Channell hopes that results from these studies will be used to inform management and restoration projects.

Her research supervisors Professor Islay Marsden and Professor Jon Harding are also part of the Waterways Centre for Freshwater Management which helped fund her costs for the New Zealand Freshwater Sciences conference where she was awarded Best Master’s Oral Presentation. 

Ngāi Tahu Research Centre September seminar: Distribution, trapping efficiencies and feeding trials for Kekewai, the native freshwater crayfish in central Canterbury, presented by Channell Thoms on Thursday 29 September, 2.30pm – 3.30pm in Room 208, Level 2, Te Ao Marama Building, University of Canterbury.

For further information please contact:

Kirsty Ameriks, Administrator, Ngāi Tahu Research Centre, Phone: +64 3 3642987 ext. 7042 | kirsty.ameriks@canterbury.ac.nz

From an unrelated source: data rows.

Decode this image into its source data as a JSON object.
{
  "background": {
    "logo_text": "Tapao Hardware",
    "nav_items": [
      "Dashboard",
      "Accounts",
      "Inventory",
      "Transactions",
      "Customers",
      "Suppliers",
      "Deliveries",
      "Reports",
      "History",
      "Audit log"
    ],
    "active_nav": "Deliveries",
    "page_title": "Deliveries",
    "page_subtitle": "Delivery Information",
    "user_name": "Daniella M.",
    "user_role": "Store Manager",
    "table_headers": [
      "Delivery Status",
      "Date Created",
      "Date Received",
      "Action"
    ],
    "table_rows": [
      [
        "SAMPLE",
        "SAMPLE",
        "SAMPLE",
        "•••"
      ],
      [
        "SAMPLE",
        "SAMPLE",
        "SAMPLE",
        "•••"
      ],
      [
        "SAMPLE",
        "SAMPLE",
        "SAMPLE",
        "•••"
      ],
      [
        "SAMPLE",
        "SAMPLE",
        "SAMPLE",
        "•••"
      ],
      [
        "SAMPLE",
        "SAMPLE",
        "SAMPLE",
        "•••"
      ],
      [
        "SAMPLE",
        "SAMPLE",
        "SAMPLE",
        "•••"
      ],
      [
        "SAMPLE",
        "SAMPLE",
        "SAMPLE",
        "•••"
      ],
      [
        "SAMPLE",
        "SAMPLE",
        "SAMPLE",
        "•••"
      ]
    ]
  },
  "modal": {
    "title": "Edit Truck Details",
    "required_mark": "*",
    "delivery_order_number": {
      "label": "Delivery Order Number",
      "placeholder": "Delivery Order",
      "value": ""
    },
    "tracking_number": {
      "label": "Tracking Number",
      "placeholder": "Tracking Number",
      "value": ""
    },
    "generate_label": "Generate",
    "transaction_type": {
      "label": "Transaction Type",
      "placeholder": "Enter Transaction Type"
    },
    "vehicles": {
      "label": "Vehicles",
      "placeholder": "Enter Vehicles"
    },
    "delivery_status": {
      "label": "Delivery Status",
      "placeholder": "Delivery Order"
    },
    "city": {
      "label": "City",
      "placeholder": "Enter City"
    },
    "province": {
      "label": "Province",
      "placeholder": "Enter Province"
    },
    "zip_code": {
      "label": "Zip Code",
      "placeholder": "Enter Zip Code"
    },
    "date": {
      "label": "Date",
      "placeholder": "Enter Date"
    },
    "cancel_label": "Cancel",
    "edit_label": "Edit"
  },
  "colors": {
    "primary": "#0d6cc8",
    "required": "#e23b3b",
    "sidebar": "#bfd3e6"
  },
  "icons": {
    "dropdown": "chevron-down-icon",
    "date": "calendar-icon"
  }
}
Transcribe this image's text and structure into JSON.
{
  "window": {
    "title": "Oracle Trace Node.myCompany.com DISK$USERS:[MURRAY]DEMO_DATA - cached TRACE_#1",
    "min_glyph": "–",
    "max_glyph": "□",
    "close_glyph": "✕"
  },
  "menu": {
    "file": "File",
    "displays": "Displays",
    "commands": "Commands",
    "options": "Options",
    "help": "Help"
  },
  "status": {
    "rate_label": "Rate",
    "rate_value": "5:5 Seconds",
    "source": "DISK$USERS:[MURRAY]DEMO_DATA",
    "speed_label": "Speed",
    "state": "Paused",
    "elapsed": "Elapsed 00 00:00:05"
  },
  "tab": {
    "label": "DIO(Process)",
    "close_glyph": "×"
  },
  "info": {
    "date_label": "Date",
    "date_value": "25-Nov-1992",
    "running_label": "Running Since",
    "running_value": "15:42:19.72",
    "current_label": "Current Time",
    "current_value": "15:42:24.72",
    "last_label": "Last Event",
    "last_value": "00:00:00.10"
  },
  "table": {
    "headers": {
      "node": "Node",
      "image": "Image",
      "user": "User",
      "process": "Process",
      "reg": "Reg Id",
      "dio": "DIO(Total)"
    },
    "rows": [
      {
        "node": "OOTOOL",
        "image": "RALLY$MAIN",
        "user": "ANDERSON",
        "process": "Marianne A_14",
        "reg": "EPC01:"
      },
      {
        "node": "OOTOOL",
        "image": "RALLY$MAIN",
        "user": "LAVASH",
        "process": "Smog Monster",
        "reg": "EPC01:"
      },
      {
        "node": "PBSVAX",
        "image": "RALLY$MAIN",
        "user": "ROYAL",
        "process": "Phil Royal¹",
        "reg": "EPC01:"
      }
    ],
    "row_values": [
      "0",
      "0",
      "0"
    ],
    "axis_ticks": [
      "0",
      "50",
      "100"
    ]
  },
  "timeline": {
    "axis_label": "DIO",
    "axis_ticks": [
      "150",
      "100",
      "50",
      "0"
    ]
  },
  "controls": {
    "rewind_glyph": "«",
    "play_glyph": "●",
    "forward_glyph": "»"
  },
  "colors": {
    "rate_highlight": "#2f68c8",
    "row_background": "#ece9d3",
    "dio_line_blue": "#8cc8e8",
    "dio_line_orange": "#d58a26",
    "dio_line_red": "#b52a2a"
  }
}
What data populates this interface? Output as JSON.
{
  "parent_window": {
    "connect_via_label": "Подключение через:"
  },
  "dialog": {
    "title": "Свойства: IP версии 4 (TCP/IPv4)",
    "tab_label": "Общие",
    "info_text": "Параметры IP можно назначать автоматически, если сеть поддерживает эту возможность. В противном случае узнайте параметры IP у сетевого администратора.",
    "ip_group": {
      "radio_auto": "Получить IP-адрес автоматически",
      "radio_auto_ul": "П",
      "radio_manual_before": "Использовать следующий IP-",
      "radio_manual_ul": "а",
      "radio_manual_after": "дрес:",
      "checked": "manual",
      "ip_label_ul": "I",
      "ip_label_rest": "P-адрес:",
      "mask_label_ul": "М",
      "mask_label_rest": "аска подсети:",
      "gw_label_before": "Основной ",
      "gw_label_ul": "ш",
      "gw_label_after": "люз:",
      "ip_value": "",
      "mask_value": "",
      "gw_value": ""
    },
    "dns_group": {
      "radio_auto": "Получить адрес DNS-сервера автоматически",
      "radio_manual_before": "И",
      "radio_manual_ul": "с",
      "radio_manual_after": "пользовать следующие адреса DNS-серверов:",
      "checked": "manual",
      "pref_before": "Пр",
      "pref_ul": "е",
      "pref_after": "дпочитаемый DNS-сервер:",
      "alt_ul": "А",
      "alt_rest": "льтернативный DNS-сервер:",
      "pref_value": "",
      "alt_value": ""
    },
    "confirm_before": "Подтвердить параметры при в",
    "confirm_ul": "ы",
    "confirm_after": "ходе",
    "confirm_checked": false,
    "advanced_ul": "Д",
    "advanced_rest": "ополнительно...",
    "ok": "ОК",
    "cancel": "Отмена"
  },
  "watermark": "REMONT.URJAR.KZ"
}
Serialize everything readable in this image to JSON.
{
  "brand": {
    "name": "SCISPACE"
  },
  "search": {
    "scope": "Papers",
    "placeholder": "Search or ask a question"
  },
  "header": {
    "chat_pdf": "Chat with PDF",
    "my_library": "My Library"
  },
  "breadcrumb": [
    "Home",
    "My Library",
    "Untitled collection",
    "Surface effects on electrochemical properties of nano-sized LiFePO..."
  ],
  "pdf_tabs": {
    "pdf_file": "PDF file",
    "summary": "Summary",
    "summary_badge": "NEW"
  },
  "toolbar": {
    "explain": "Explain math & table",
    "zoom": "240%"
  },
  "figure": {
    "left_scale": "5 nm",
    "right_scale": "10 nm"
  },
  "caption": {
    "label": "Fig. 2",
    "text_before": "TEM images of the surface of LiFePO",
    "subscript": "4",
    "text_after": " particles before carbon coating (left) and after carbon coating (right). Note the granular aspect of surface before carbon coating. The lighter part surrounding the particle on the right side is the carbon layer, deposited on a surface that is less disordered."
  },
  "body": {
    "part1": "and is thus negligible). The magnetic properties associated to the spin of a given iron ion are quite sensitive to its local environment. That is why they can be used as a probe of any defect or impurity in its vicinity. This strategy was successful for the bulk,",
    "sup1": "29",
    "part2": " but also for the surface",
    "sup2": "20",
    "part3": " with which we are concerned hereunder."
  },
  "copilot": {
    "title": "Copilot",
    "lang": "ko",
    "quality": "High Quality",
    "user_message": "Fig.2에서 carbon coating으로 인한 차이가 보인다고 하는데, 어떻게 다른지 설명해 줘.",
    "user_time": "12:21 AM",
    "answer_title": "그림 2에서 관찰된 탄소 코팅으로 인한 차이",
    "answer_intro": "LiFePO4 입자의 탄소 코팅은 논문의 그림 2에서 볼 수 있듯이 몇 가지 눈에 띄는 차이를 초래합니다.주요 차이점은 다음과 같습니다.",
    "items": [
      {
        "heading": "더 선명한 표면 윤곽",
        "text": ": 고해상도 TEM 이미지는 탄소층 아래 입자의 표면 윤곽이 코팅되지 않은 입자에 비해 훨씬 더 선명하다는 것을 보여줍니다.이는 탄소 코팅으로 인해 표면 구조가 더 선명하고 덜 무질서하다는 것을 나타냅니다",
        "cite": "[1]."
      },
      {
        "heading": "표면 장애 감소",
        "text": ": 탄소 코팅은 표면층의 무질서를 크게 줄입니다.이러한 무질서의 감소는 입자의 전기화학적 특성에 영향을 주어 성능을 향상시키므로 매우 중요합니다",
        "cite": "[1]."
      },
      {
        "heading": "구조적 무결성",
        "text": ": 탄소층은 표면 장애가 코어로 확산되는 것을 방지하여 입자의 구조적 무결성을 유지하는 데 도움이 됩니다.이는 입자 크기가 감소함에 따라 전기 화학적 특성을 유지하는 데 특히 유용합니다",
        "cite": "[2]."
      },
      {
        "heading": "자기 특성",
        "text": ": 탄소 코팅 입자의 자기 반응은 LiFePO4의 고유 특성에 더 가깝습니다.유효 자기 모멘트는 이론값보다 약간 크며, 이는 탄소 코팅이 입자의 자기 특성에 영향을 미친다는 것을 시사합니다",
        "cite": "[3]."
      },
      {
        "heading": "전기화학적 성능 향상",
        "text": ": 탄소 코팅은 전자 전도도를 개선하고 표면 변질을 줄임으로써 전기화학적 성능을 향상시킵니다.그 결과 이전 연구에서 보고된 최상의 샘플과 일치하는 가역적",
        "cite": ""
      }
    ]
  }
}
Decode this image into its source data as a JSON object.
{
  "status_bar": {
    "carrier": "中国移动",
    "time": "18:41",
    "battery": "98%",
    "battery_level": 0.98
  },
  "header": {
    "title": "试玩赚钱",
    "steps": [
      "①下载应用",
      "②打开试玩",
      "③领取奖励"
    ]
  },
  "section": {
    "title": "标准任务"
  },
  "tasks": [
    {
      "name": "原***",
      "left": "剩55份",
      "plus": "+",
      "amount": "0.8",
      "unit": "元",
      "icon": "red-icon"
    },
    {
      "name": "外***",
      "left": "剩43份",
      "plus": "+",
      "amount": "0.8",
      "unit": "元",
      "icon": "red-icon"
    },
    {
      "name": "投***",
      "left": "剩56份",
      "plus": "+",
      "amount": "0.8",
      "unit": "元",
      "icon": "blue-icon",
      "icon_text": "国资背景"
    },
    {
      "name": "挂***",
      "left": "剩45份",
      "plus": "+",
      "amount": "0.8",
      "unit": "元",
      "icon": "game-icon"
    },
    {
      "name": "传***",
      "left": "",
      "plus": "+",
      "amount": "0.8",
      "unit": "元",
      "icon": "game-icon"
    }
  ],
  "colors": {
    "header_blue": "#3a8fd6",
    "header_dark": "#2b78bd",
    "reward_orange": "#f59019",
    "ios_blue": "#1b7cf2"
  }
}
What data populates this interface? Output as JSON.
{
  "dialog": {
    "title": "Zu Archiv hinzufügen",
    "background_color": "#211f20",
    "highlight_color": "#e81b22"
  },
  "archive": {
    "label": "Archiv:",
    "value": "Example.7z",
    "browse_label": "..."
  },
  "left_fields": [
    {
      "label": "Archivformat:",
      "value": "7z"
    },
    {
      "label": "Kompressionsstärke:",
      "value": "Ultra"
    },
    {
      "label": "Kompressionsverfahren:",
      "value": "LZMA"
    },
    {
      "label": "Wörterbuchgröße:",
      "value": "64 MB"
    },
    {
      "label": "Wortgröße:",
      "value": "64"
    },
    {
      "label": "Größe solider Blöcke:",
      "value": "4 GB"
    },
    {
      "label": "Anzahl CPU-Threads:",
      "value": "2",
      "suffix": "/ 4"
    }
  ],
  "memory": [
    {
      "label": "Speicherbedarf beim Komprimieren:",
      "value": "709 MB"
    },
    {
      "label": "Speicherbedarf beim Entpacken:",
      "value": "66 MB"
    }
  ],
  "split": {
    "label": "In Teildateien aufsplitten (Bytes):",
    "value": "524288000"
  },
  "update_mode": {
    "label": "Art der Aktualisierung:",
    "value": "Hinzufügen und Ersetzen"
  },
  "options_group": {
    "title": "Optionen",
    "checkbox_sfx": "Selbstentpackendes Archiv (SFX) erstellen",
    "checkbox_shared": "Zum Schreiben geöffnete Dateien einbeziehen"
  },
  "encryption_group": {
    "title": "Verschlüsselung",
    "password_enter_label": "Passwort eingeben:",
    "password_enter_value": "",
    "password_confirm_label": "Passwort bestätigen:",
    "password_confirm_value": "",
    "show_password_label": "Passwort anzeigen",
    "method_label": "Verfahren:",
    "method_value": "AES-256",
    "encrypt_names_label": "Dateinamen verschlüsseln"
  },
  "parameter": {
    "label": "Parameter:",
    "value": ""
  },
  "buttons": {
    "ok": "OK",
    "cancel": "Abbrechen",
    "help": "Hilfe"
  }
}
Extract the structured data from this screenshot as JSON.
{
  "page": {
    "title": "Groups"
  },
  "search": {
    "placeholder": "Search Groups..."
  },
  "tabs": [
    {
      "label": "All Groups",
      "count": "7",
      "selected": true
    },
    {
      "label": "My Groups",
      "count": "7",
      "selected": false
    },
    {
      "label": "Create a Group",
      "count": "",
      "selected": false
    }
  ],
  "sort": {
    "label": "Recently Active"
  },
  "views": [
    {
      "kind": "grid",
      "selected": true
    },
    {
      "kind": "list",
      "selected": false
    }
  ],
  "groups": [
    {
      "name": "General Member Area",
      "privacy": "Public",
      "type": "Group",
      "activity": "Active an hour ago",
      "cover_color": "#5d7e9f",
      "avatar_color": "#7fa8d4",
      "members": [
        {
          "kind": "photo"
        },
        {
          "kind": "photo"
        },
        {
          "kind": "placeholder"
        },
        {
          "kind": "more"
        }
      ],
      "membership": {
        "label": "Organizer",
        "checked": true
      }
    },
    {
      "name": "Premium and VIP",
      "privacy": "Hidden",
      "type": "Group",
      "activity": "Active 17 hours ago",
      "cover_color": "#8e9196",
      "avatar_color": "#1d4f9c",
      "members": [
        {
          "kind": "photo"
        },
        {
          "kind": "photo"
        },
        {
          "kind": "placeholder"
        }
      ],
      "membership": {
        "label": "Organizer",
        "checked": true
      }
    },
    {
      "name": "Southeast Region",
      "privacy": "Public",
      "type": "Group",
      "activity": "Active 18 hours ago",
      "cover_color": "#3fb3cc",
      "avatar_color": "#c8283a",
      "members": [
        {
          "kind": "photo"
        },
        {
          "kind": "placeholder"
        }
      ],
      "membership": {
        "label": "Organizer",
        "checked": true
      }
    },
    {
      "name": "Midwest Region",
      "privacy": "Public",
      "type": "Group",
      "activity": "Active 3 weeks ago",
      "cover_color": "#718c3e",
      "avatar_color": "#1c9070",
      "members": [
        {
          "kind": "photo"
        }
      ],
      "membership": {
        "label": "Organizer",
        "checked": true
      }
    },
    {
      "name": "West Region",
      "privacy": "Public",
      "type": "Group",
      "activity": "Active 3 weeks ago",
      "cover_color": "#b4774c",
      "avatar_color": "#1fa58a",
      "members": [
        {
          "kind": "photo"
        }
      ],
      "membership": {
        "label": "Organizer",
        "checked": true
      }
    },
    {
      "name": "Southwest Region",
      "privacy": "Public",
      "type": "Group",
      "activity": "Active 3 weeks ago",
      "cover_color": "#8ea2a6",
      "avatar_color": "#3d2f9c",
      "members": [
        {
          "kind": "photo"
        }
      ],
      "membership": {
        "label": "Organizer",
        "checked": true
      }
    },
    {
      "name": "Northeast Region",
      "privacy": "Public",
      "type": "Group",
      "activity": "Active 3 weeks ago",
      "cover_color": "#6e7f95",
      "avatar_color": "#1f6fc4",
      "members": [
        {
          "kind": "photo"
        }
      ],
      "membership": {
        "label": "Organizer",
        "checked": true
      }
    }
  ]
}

Margaret Agnew, Senior External Relations Advisor, University of Canterbury
Phone: +64 3 369 3631 | Mobile: +64 275 030 168 | margaret.agnew@canterbury.ac.nz
Tweet UC @UCNZ and follow UC on Facebook


Slow judgements vs correct judgements – lessons from Australia

High Court of Australia Judge, Justice Stephen Gageler, will address recent criticism of court judgment delays in Australia, at the University of ...


Government supports native planting with new tree restoration role at UC

Two native planting and restoration projects in Canterbury have received support from the One Billion Trees Fund, including a unique project led by ...